Date of Award
Thesis - Restricted
Master of Science (MS)
The pulmonary endothelium has an extensive surface area and is located between the systemic venous and arterial systems. The pulmonary endothelium, along with the vascular endothelium, performs many metabolic functions that play an important role in determining the chemical composition of the blood plasma, with important consequences on the function of the blood vessels and the organs they serve (I, 2). Among these is its role in detemining the redox status of blood borne redox active compounds such as quinones, which include anti-oxidants (e.g. coenzyme Q10, tocopherol quinone, and vitamin K), therapeutic agents (e.g. xenobiotics and antineoplastic drugs), and environmental toxins ( e.g. auto exhaust and cigarette smoke) (3,19). The work presented in this thesis demonstrates the ability of cultured endothelial cells to affect the redox status of the model qujnone, trolox quinone, in the extracellular medium, reveals the contribution of various processes to the cellular disposition of trolox quinone, and begins the process of evaluating the participation of various oxidoreductases in determining the net redox status of trolox quinone in the extracellular medium. The results of this study will improve our understanding of the redox mechanisms by which the pulmonary endothelium modulates the redox status of blood borne redox active compounds such as quinoncs...

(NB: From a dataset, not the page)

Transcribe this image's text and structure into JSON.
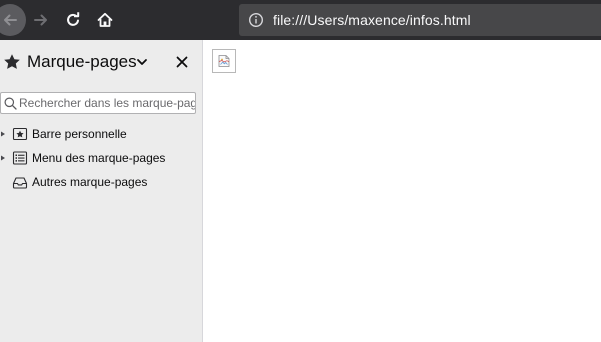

O'Connor, Jessica A., "Reduction of Trolox Quinone by Pulmonary Artery Endothelial Cells" (2003). Master's Theses (1922-2009) Access restricted to Marquette Campus. 4604.